Compiled by Dina Fraenkel

In the well-known maamar “Tanu Rabbanan – Ner Chanukah”, the Rebbe RaShaB, Rav Sholom DovBer of Lubavitch teaches: “G-d created [the universe in such a way that] each being has its opposite counterpart.”1 Each one of us was created with a Nefesh HaElokis, a G-dly soul, which possesses potential for G-dly intellect, emotion, thought, speech and action. In addition, we were all created with a Nefesh HaBahamis (animal soul) whose potentials stem from the sitra achra (the “other”, negative side).

Our lives can be simplified as a grand struggle for the G-dly soul to reign over the animal soul. For most of us, this is a lifelong battle. A tzaddik, however, is on a higher level – the level of repose. The tzaddik’s love and joy of G-dliness allows him to overcome his animal soul without difficulty and it becomes nullified on its own.

This concept can be applied to the Chanukah lights. The goal of the Greeks was to make the Jews “forget [G-d’s] Torah and violate the decrees of [His] will.” They wanted the Jews to embrace the wisdom of kelipah (the shell that conceals the G-dly light in something), of the sitra achra. This is why the Greeks defiled the oil in the Beis HaMikdash.

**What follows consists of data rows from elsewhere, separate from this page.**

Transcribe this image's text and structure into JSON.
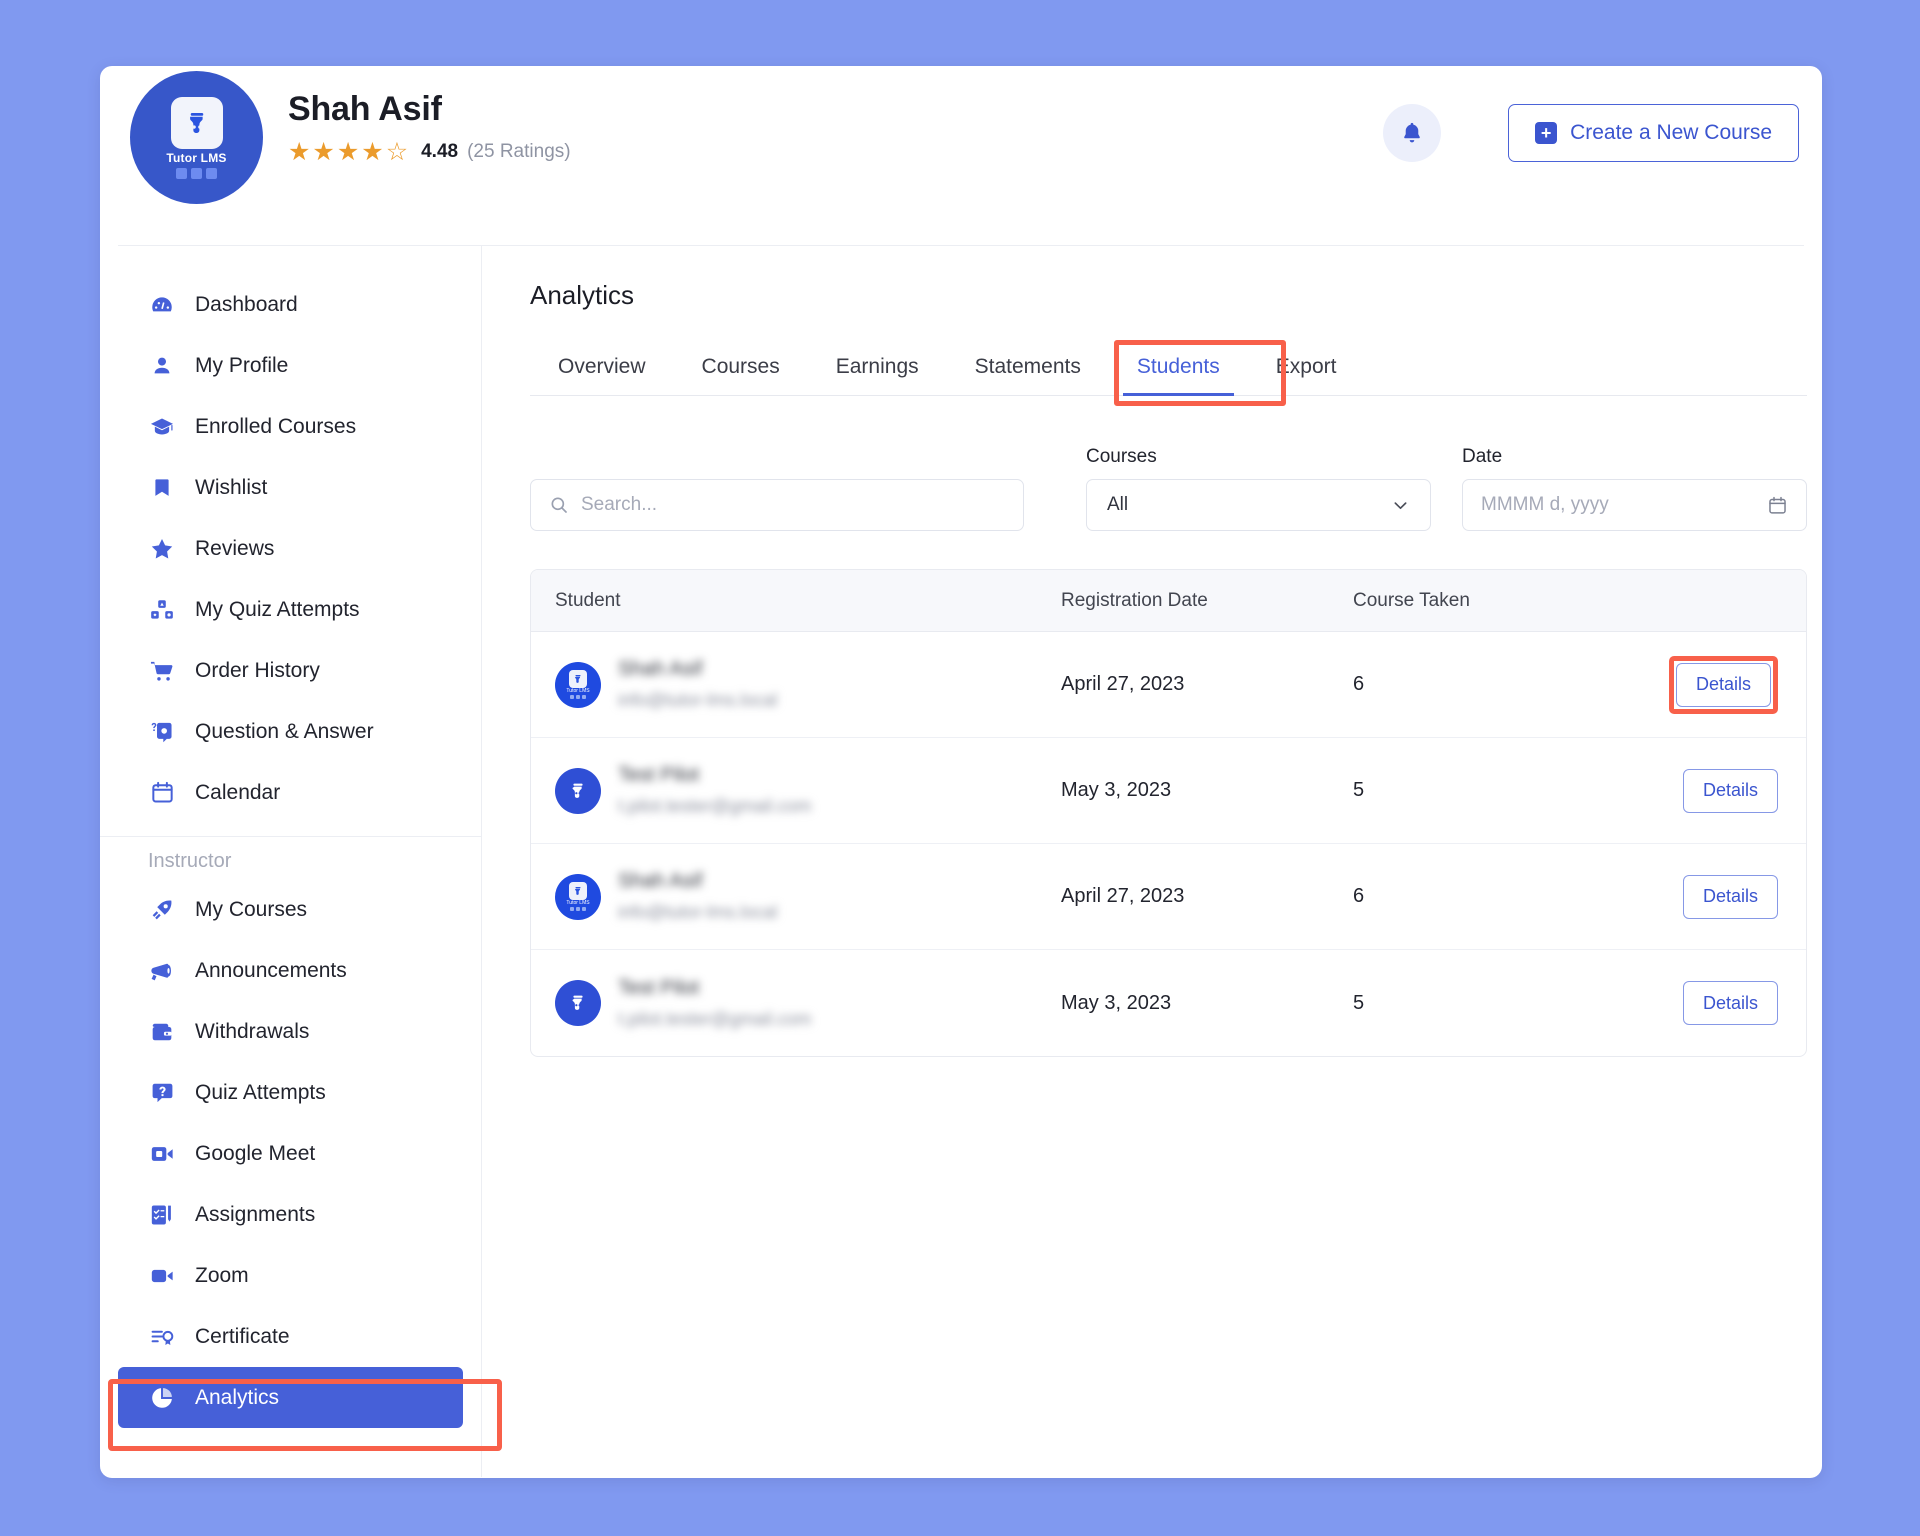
{
  "profile": {
    "name": "Shah Asif",
    "rating_value": "4.48",
    "rating_count": "(25 Ratings)",
    "stars_filled": 4,
    "stars_total": 5,
    "avatar_brand": "Tutor LMS"
  },
  "header": {
    "bell_icon": "bell-icon",
    "create_button": "Create a New Course",
    "plus_icon": "plus-icon"
  },
  "sidebar": {
    "items": [
      {
        "label": "Dashboard",
        "icon": "dashboard-gauge-icon"
      },
      {
        "label": "My Profile",
        "icon": "user-icon"
      },
      {
        "label": "Enrolled Courses",
        "icon": "graduation-cap-icon"
      },
      {
        "label": "Wishlist",
        "icon": "bookmark-icon"
      },
      {
        "label": "Reviews",
        "icon": "star-icon"
      },
      {
        "label": "My Quiz Attempts",
        "icon": "quiz-blocks-icon"
      },
      {
        "label": "Order History",
        "icon": "shopping-cart-icon"
      },
      {
        "label": "Question & Answer",
        "icon": "question-answer-icon"
      },
      {
        "label": "Calendar",
        "icon": "calendar-icon"
      }
    ],
    "group_label": "Instructor",
    "instructor_items": [
      {
        "label": "My Courses",
        "icon": "rocket-icon"
      },
      {
        "label": "Announcements",
        "icon": "megaphone-icon"
      },
      {
        "label": "Withdrawals",
        "icon": "wallet-icon"
      },
      {
        "label": "Quiz Attempts",
        "icon": "question-bubble-icon"
      },
      {
        "label": "Google Meet",
        "icon": "video-camera-icon"
      },
      {
        "label": "Assignments",
        "icon": "checklist-icon"
      },
      {
        "label": "Zoom",
        "icon": "video-icon"
      },
      {
        "label": "Certificate",
        "icon": "certificate-icon"
      },
      {
        "label": "Analytics",
        "icon": "pie-chart-icon",
        "active": true
      }
    ]
  },
  "main": {
    "title": "Analytics",
    "tabs": [
      {
        "label": "Overview",
        "active": false
      },
      {
        "label": "Courses",
        "active": false
      },
      {
        "label": "Earnings",
        "active": false
      },
      {
        "label": "Statements",
        "active": false
      },
      {
        "label": "Students",
        "active": true
      },
      {
        "label": "Export",
        "active": false
      }
    ],
    "filters": {
      "search_placeholder": "Search...",
      "search_value": "",
      "search_icon": "search-icon",
      "courses_label": "Courses",
      "courses_value": "All",
      "courses_chevron": "chevron-down-icon",
      "date_label": "Date",
      "date_placeholder": "MMMM d, yyyy",
      "date_icon": "calendar-icon"
    },
    "table": {
      "columns": [
        "Student",
        "Registration Date",
        "Course Taken",
        ""
      ],
      "rows": [
        {
          "name": "Shah Asif",
          "email": "info@tutor-lms.local",
          "date": "April 27, 2023",
          "count": "6",
          "action": "Details",
          "avatar": "tutor-lms-avatar",
          "highlighted": true
        },
        {
          "name": "Test Pilot",
          "email": "t.pilot.tester@gmail.com",
          "date": "May 3, 2023",
          "count": "5",
          "action": "Details",
          "avatar": "tutor-avatar",
          "highlighted": false
        },
        {
          "name": "Shah Asif",
          "email": "info@tutor-lms.local",
          "date": "April 27, 2023",
          "count": "6",
          "action": "Details",
          "avatar": "tutor-lms-avatar",
          "highlighted": false
        },
        {
          "name": "Test Pilot",
          "email": "t.pilot.tester@gmail.com",
          "date": "May 3, 2023",
          "count": "5",
          "action": "Details",
          "avatar": "tutor-avatar",
          "highlighted": false
        }
      ]
    }
  },
  "colors": {
    "page_background": "#8099f0",
    "brand_blue": "#4660d8",
    "highlight_red": "#f8604a",
    "star_gold": "#eb9b2c"
  }
}
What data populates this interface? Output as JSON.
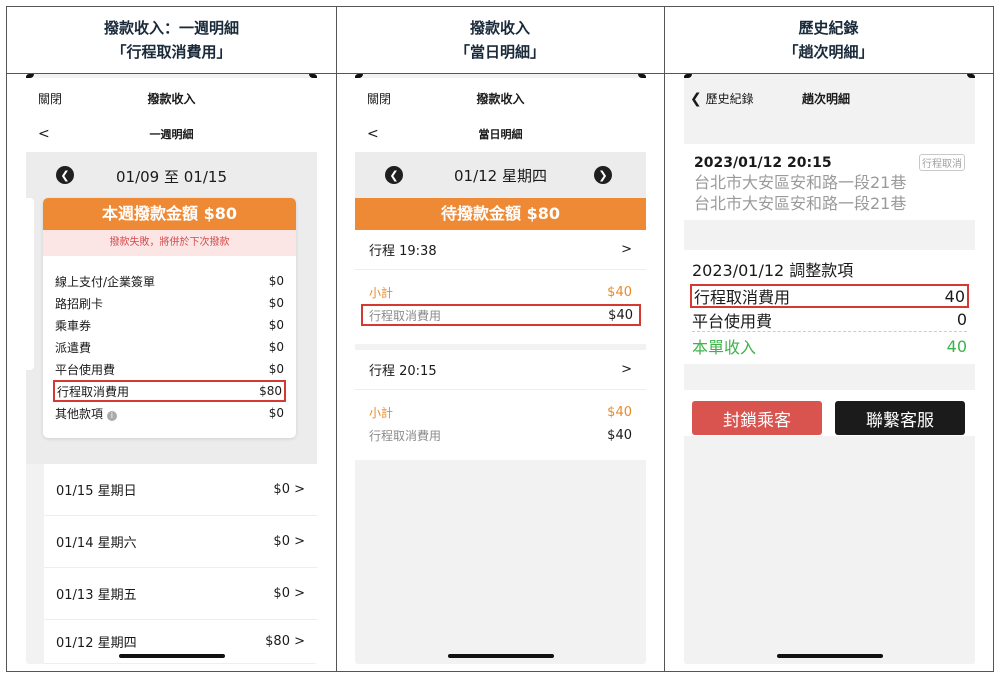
{
  "columns": [
    {
      "line1": "撥款收入：一週明細",
      "line2": "「行程取消費用」"
    },
    {
      "line1": "撥款收入",
      "line2": "「當日明細」"
    },
    {
      "line1": "歷史紀錄",
      "line2": "「趟次明細」"
    }
  ],
  "phone1": {
    "nav_close": "關閉",
    "nav_title": "撥款收入",
    "sub_back": "<",
    "sub_title": "一週明細",
    "prev_icon": "chevron-left-icon",
    "date_range": "01/09 至 01/15",
    "weekly_label": "本週撥款金額 $80",
    "fail_notice": "撥款失敗，將併於下次撥款",
    "items": [
      {
        "label": "線上支付/企業簽單",
        "value": "$0"
      },
      {
        "label": "路招刷卡",
        "value": "$0"
      },
      {
        "label": "乘車券",
        "value": "$0"
      },
      {
        "label": "派遣費",
        "value": "$0"
      },
      {
        "label": "平台使用費",
        "value": "$0"
      },
      {
        "label": "行程取消費用",
        "value": "$80"
      },
      {
        "label": "其他款項",
        "value": "$0"
      }
    ],
    "days": [
      {
        "label": "01/15 星期日",
        "value": "$0 >"
      },
      {
        "label": "01/14 星期六",
        "value": "$0 >"
      },
      {
        "label": "01/13 星期五",
        "value": "$0 >"
      },
      {
        "label": "01/12 星期四",
        "value": "$80 >"
      }
    ]
  },
  "phone2": {
    "nav_close": "關閉",
    "nav_title": "撥款收入",
    "sub_back": "<",
    "sub_title": "當日明細",
    "date": "01/12 星期四",
    "pending_label": "待撥款金額 $80",
    "trips": [
      {
        "title": "行程 19:38",
        "chevron": ">",
        "subtotal_label": "小計",
        "subtotal": "$40",
        "fee_label": "行程取消費用",
        "fee": "$40"
      },
      {
        "title": "行程 20:15",
        "chevron": ">",
        "subtotal_label": "小計",
        "subtotal": "$40",
        "fee_label": "行程取消費用",
        "fee": "$40"
      }
    ]
  },
  "phone3": {
    "back_label": "歷史紀錄",
    "nav_title": "趟次明細",
    "trip_datetime": "2023/01/12 20:15",
    "badge": "行程取消",
    "address_line1": "台北市大安區安和路一段21巷",
    "address_line2": "台北市大安區安和路一段21巷",
    "adjust_title": "2023/01/12 調整款項",
    "lines": [
      {
        "label": "行程取消費用",
        "value": "40"
      },
      {
        "label": "平台使用費",
        "value": "0"
      },
      {
        "label": "本單收入",
        "value": "40"
      }
    ],
    "block_button": "封鎖乘客",
    "contact_button": "聯繫客服",
    "colors": {
      "block": "#d9534f",
      "contact": "#1b1b1b",
      "income": "#3db34a"
    }
  }
}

Oil is a common metaphor for wisdom. The Greeks did not destroy all of the oil so there was none available. They defiled it and made it unfit for use in the menorah. The objective was to bring in the wisdom of kelipah to make the holy wisdom of Torah impure.2 The Greeks wanted to divorce the Jewish people from G-d, saying, “Write on the horn of an ox [that you have no share in the G-d of Israel].”3

The Tanya (end of chapter 8) explains that unholy wisdom brings more severe impurity than the impurity brought by frivolous negative experiences. Frivolous experiences impact one’s middos (emotive attributes) which can be corrected by increasing in Torah.4 Negative wisdom, however, brings impurity to one’s intellectual qualities – Chochmah, Binah and Daas (wisdom, understanding and knowledge). These qualities are part of the core essence of the G-dly soul and damaging them with negative wisdom can impart a much deeper impurity on the soul.

Pure Torah wisdom uplifts the soul and refines one’s characteristics, culminating in the ideal characteristic of being bitul (subservient) to Hashem. On the other hand, impure wisdom brings about the opposite – an increase in self-absorption (yeshus), which is contrary to the Torah.

The Greeks, representing the sitra achra, wanted to hold sway over the Jews and destroy the bitul of the Torah’s wisdom and replace it with the self-centered approach of secular philosophy. That is why the Maccabees, after their victory over the Greeks, declared that the Chanukah lights should be lit as a symbol of the “light” of “Torah“.5

Just as the Maccabees were victorious over the impure wisdom of the Greeks, we should all be blessed with great success in elevating our G-dly soul over the animal soul and placing Torah wisdom above all other philosophies. May the Jewish people achieve the success of the Maccabees and the dominion of Torah reign supreme with the immediate Redemption and revelation of Moshiach.

1. Cf. Koheles 7:14. See Zohar III, 47b, and Tanya, ch. 6.
2. See Torah Or, p. 41a.
3. Bereishis Rabbah 2:4; 16:7.
4. Torah Or, p. 29a.
5. Shabbos 21b.